● **Problem statement**: Pick every line from the data that holds the word "would".

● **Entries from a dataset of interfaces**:
# # # # # # #

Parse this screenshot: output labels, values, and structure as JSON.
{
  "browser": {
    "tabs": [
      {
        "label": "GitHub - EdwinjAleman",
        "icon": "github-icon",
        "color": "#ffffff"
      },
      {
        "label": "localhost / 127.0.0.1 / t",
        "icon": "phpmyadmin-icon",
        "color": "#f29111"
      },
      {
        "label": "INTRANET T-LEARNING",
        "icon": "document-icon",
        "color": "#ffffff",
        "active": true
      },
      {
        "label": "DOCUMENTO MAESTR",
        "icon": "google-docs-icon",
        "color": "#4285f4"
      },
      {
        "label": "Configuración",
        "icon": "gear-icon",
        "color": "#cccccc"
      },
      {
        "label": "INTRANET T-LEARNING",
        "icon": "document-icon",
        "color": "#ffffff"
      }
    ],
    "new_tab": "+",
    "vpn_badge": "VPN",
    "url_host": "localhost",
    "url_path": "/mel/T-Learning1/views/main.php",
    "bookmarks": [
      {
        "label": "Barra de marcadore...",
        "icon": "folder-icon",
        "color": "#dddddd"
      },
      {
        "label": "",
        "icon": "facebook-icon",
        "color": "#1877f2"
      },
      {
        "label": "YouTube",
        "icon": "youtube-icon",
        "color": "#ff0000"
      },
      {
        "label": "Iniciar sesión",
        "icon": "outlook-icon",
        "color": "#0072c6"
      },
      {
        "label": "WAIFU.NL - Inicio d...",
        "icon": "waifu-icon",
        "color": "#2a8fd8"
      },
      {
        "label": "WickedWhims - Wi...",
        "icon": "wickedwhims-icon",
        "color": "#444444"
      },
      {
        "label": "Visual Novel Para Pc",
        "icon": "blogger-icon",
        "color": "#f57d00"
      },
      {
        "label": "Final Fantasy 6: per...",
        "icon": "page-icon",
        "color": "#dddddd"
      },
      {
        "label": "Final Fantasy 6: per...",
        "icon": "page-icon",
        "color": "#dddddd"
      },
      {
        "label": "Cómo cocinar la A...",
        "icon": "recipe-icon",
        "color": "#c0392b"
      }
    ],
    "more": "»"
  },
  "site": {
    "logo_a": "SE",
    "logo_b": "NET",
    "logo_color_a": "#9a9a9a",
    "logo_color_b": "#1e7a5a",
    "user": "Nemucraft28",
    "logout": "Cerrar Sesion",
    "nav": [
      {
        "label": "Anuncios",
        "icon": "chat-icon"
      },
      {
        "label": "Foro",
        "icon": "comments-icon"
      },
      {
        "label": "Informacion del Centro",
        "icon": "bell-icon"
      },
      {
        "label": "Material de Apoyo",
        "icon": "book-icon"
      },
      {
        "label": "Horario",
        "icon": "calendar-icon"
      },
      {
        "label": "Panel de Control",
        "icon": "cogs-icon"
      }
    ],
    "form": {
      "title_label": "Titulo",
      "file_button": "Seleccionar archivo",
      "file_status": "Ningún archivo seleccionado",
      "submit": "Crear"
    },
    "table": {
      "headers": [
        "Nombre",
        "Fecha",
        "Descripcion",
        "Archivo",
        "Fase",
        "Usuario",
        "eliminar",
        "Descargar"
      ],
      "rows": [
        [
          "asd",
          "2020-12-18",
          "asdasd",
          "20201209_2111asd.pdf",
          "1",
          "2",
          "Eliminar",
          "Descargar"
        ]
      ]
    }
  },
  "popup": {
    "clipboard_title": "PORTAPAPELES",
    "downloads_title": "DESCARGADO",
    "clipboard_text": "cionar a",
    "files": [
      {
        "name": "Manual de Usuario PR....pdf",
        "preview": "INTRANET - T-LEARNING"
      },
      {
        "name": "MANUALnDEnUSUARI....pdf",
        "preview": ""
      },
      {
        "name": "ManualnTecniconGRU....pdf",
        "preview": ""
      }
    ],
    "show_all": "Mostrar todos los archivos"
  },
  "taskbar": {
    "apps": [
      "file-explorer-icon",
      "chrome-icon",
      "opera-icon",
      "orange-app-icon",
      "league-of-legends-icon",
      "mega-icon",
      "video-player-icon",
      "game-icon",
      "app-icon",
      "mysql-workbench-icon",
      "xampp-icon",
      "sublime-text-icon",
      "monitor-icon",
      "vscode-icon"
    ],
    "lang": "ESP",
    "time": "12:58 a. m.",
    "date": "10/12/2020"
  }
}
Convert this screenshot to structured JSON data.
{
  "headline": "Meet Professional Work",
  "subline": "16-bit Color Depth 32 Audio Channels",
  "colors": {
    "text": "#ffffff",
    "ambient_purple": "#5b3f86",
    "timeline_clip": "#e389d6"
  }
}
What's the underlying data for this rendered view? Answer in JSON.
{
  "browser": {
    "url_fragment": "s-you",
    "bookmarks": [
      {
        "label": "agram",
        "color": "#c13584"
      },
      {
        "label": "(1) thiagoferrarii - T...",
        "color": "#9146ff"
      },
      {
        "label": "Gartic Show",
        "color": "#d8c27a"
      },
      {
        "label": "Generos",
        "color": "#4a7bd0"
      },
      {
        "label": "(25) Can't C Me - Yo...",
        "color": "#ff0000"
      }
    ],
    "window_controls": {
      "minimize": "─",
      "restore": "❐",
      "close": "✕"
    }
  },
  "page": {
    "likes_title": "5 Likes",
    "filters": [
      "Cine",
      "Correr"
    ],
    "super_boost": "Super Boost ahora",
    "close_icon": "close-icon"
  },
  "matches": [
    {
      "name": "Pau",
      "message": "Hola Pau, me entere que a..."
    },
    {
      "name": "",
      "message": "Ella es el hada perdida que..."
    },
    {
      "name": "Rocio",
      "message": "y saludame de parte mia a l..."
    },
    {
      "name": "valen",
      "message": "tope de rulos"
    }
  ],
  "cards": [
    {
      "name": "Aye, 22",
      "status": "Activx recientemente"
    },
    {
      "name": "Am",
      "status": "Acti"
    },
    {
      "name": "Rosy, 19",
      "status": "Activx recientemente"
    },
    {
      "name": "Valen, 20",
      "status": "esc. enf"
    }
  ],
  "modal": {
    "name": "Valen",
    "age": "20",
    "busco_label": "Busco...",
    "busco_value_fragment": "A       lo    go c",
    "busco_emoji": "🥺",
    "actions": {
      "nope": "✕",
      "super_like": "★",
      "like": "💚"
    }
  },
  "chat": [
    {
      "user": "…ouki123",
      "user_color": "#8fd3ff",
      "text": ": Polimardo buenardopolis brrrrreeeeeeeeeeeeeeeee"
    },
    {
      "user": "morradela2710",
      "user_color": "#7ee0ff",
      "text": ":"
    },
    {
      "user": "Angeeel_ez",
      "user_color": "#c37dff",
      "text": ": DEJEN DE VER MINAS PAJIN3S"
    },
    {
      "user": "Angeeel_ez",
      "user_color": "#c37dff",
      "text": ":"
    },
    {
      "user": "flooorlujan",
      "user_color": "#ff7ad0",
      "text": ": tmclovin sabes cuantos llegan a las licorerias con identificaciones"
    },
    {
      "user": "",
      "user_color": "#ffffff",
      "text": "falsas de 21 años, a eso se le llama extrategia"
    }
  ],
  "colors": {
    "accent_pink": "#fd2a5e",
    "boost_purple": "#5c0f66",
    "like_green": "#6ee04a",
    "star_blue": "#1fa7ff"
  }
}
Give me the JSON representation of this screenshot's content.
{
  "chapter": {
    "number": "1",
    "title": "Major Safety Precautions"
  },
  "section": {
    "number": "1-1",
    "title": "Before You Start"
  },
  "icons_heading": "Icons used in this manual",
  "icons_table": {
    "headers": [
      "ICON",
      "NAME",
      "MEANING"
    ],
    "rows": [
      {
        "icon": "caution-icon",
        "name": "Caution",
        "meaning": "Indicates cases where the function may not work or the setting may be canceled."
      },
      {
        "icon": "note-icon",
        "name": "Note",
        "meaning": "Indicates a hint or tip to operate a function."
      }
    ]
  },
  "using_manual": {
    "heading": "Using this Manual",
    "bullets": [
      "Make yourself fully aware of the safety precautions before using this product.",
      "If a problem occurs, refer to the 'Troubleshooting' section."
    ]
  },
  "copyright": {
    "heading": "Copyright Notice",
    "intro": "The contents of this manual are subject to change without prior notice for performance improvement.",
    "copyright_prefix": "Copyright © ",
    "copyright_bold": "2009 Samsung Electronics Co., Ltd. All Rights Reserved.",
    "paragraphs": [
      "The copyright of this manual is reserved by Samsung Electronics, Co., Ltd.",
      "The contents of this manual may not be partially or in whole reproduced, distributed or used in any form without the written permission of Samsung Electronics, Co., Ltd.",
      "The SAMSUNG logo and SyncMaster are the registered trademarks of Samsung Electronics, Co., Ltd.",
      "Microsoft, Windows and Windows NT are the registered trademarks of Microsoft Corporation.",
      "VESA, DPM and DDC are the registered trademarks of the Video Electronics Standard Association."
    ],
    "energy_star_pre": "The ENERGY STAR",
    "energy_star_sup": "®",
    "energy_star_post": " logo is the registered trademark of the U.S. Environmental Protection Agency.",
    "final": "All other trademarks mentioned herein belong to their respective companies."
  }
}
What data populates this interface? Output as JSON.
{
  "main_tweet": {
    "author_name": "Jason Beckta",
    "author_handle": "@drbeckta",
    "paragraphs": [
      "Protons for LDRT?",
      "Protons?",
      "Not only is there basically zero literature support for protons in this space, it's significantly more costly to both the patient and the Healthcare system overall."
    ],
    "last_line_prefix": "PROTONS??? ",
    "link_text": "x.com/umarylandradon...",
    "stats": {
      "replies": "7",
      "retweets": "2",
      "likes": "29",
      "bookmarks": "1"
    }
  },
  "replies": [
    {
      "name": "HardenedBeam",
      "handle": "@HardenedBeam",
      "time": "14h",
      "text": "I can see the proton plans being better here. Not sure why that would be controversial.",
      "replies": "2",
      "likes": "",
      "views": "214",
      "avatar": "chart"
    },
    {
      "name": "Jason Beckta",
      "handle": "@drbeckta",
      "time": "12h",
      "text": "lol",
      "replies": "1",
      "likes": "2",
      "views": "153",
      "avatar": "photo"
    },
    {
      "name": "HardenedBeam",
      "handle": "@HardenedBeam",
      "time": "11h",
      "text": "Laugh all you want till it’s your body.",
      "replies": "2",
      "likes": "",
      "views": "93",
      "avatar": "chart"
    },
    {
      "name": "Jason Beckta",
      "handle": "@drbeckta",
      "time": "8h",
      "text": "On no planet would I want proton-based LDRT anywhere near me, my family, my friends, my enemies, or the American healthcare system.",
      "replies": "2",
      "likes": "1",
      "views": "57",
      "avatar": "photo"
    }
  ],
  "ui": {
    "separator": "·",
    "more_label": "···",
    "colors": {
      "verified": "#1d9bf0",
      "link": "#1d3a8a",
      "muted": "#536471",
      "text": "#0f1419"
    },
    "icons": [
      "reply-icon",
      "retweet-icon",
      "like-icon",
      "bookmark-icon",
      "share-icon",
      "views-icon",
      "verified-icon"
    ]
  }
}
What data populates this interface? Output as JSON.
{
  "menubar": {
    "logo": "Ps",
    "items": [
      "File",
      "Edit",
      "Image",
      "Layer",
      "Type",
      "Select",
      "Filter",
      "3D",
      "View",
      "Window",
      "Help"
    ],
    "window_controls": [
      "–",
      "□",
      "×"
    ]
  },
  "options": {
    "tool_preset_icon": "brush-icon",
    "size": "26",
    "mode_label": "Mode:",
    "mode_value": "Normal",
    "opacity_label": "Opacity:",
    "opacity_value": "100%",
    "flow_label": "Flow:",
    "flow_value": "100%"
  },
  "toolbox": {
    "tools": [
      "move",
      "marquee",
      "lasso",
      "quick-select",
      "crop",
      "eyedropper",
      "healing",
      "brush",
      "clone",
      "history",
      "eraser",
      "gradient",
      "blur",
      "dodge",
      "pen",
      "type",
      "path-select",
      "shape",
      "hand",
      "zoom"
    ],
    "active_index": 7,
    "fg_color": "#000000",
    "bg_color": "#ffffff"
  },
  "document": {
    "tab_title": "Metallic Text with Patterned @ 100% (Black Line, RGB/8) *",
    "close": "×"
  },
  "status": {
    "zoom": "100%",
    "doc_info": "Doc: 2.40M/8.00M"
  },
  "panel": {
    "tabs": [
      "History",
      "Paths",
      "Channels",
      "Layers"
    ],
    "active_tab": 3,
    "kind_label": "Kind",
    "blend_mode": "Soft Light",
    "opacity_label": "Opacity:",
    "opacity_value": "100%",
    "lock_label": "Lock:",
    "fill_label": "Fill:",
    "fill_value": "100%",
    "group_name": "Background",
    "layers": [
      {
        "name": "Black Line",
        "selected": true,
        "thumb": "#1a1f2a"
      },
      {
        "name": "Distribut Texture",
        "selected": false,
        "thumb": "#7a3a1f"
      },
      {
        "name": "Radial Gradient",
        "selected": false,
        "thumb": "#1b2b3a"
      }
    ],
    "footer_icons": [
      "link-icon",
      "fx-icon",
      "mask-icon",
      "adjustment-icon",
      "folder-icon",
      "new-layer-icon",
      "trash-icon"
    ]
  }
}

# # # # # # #

● **Exercise answer**:
      "text": "I can see the proton plans being better here. Not sure why that would be controversial.",
      "text": "On no planet would I want proton-based LDRT anywhere near me, my family, my friends, my enemies, or the American healthcare system.",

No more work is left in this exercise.